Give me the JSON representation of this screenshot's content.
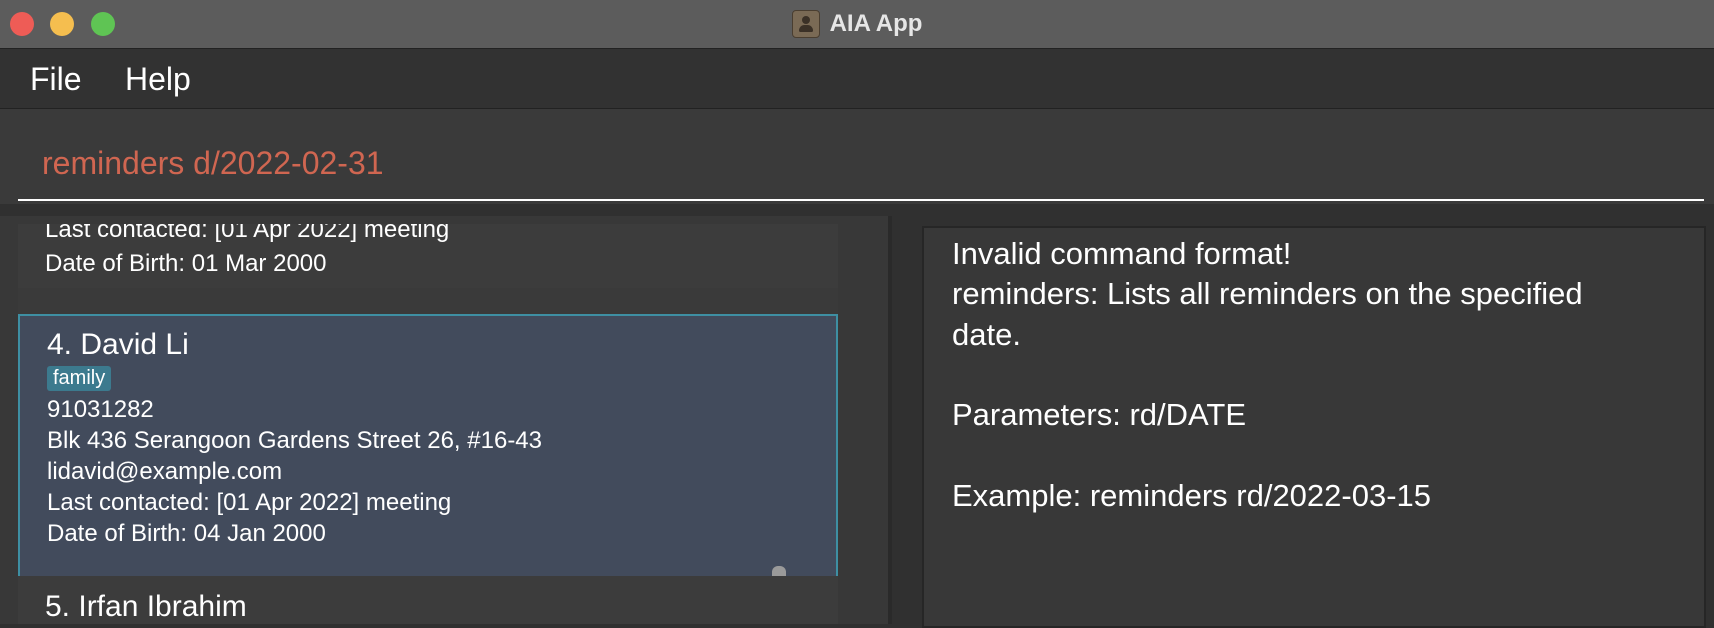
{
  "window": {
    "title": "AIA App",
    "app_icon": "contacts-app-icon"
  },
  "menu": {
    "file": "File",
    "help": "Help"
  },
  "command_box": {
    "value": "reminders d/2022-02-31",
    "text_color": "#d06651"
  },
  "person_list": {
    "previous_card": {
      "last_contacted": "Last contacted: [01 Apr 2022] meeting",
      "dob": "Date of Birth: 01 Mar 2000"
    },
    "selected_card": {
      "index_name": "4.  David Li",
      "tag": "family",
      "phone": "91031282",
      "address": "Blk 436 Serangoon Gardens Street 26, #16-43",
      "email": "lidavid@example.com",
      "last_contacted": "Last contacted: [01 Apr 2022] meeting",
      "dob": "Date of Birth: 04 Jan 2000"
    },
    "next_card": {
      "index_name": "5.  Irfan Ibrahim"
    }
  },
  "result_display": {
    "lines": [
      "Invalid command format!",
      "reminders: Lists all reminders on the specified",
      "date.",
      "Parameters: rd/DATE",
      "Example: reminders rd/2022-03-15"
    ]
  },
  "colors": {
    "selected_card_bg": "#424b5c",
    "selected_card_border": "#3e8fa3",
    "tag_bg": "#3c7a8e"
  }
}
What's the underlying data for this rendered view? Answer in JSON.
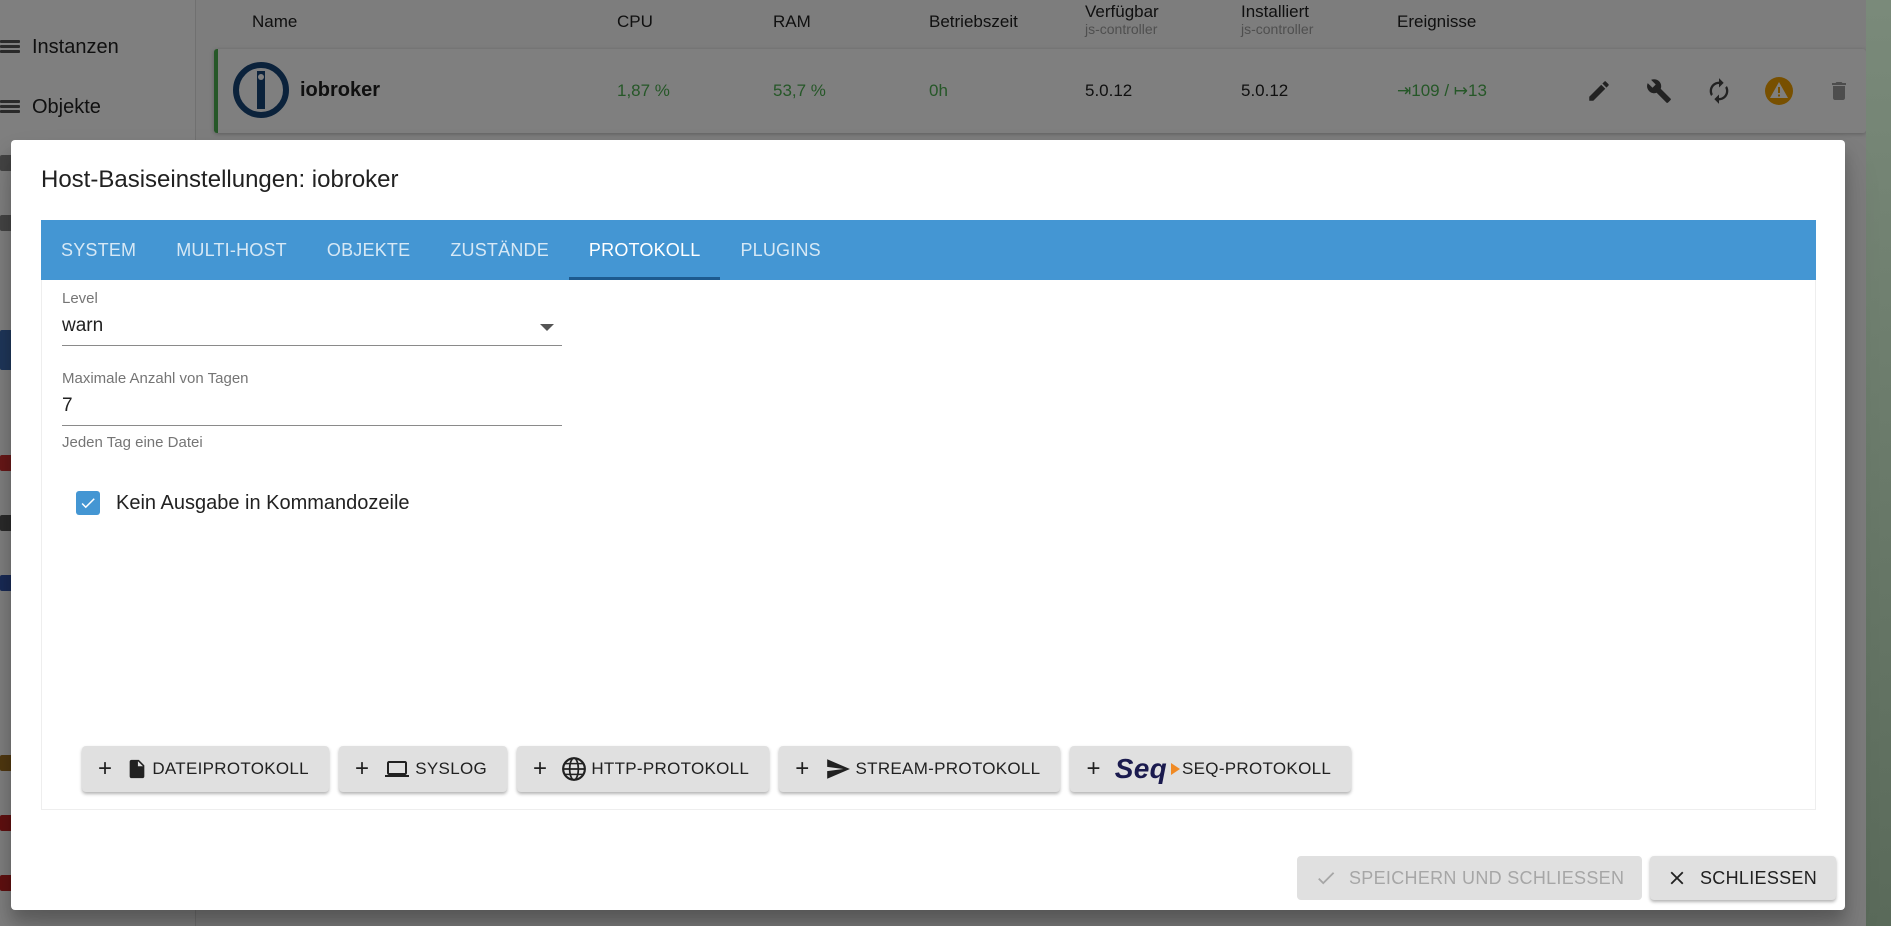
{
  "sidebar": {
    "items": [
      {
        "label": "Instanzen",
        "icon": "list-icon"
      },
      {
        "label": "Objekte",
        "icon": "list-icon"
      }
    ]
  },
  "hosts_table": {
    "columns": {
      "name": "Name",
      "cpu": "CPU",
      "ram": "RAM",
      "uptime": "Betriebszeit",
      "available": "Verfügbar",
      "available_sub": "js-controller",
      "installed": "Installiert",
      "installed_sub": "js-controller",
      "events": "Ereignisse"
    },
    "row": {
      "name": "iobroker",
      "cpu": "1,87 %",
      "ram": "53,7 %",
      "uptime": "0h",
      "available": "5.0.12",
      "installed": "5.0.12",
      "events": "⇥109 / ↦13",
      "status_color": "#4caf50"
    }
  },
  "dialog": {
    "title": "Host-Basiseinstellungen: iobroker",
    "tabs": [
      {
        "label": "SYSTEM",
        "active": false
      },
      {
        "label": "MULTI-HOST",
        "active": false
      },
      {
        "label": "OBJEKTE",
        "active": false
      },
      {
        "label": "ZUSTÄNDE",
        "active": false
      },
      {
        "label": "PROTOKOLL",
        "active": true
      },
      {
        "label": "PLUGINS",
        "active": false
      }
    ],
    "level": {
      "label": "Level",
      "value": "warn"
    },
    "max_days": {
      "label": "Maximale Anzahl von Tagen",
      "value": "7",
      "helper": "Jeden Tag eine Datei"
    },
    "no_stdout": {
      "label": "Kein Ausgabe in Kommandozeile",
      "checked": true
    },
    "add_buttons": [
      {
        "label": "DATEIPROTOKOLL",
        "icon": "file-icon"
      },
      {
        "label": "SYSLOG",
        "icon": "laptop-icon"
      },
      {
        "label": "HTTP-PROTOKOLL",
        "icon": "globe-icon"
      },
      {
        "label": "STREAM-PROTOKOLL",
        "icon": "send-icon"
      },
      {
        "label": "SEQ-PROTOKOLL",
        "icon": "seq-logo-icon",
        "logo_text": "Seq"
      }
    ],
    "footer": {
      "save_label": "SPEICHERN UND SCHLIESSEN",
      "close_label": "SCHLIESSEN"
    }
  },
  "colors": {
    "tab_bar": "#4496d3",
    "checkbox": "#4496d3",
    "warning_icon": "#f0a000"
  }
}
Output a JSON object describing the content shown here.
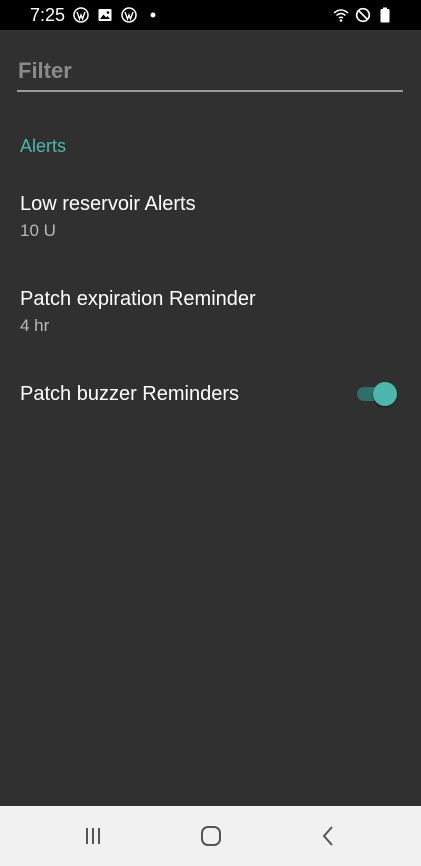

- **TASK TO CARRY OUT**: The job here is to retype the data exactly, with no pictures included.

- **RESULT FOR THIS TASK**:
Give me the JSON representation of this screenshot's content.
{
  "window": {
    "title": "AIA App",
    "app_icon": "contacts-app-icon"
  },
  "menu": {
    "file": "File",
    "help": "Help"
  },
  "command_box": {
    "value": "reminders d/2022-02-31",
    "text_color": "#d06651"
  },
  "person_list": {
    "previous_card": {
      "last_contacted": "Last contacted: [01 Apr 2022] meeting",
      "dob": "Date of Birth: 01 Mar 2000"
    },
    "selected_card": {
      "index_name": "4.  David Li",
      "tag": "family",
      "phone": "91031282",
      "address": "Blk 436 Serangoon Gardens Street 26, #16-43",
      "email": "lidavid@example.com",
      "last_contacted": "Last contacted: [01 Apr 2022] meeting",
      "dob": "Date of Birth: 04 Jan 2000"
    },
    "next_card": {
      "index_name": "5.  Irfan Ibrahim"
    }
  },
  "result_display": {
    "lines": [
      "Invalid command format!",
      "reminders: Lists all reminders on the specified",
      "date.",
      "Parameters: rd/DATE",
      "Example: reminders rd/2022-03-15"
    ]
  },
  "colors": {
    "selected_card_bg": "#424b5c",
    "selected_card_border": "#3e8fa3",
    "tag_bg": "#3c7a8e"
  }
}
What's the underlying data for this rendered view? Answer in JSON.
{
  "sidebar": {
    "items": [
      {
        "label": "Instanzen",
        "icon": "list-icon"
      },
      {
        "label": "Objekte",
        "icon": "list-icon"
      }
    ]
  },
  "hosts_table": {
    "columns": {
      "name": "Name",
      "cpu": "CPU",
      "ram": "RAM",
      "uptime": "Betriebszeit",
      "available": "Verfügbar",
      "available_sub": "js-controller",
      "installed": "Installiert",
      "installed_sub": "js-controller",
      "events": "Ereignisse"
    },
    "row": {
      "name": "iobroker",
      "cpu": "1,87 %",
      "ram": "53,7 %",
      "uptime": "0h",
      "available": "5.0.12",
      "installed": "5.0.12",
      "events": "⇥109 / ↦13",
      "status_color": "#4caf50"
    }
  },
  "dialog": {
    "title": "Host-Basiseinstellungen: iobroker",
    "tabs": [
      {
        "label": "SYSTEM",
        "active": false
      },
      {
        "label": "MULTI-HOST",
        "active": false
      },
      {
        "label": "OBJEKTE",
        "active": false
      },
      {
        "label": "ZUSTÄNDE",
        "active": false
      },
      {
        "label": "PROTOKOLL",
        "active": true
      },
      {
        "label": "PLUGINS",
        "active": false
      }
    ],
    "level": {
      "label": "Level",
      "value": "warn"
    },
    "max_days": {
      "label": "Maximale Anzahl von Tagen",
      "value": "7",
      "helper": "Jeden Tag eine Datei"
    },
    "no_stdout": {
      "label": "Kein Ausgabe in Kommandozeile",
      "checked": true
    },
    "add_buttons": [
      {
        "label": "DATEIPROTOKOLL",
        "icon": "file-icon"
      },
      {
        "label": "SYSLOG",
        "icon": "laptop-icon"
      },
      {
        "label": "HTTP-PROTOKOLL",
        "icon": "globe-icon"
      },
      {
        "label": "STREAM-PROTOKOLL",
        "icon": "send-icon"
      },
      {
        "label": "SEQ-PROTOKOLL",
        "icon": "seq-logo-icon",
        "logo_text": "Seq"
      }
    ],
    "footer": {
      "save_label": "SPEICHERN UND SCHLIESSEN",
      "close_label": "SCHLIESSEN"
    }
  },
  "colors": {
    "tab_bar": "#4496d3",
    "checkbox": "#4496d3",
    "warning_icon": "#f0a000"
  }
}
Output a JSON object describing the content shown here.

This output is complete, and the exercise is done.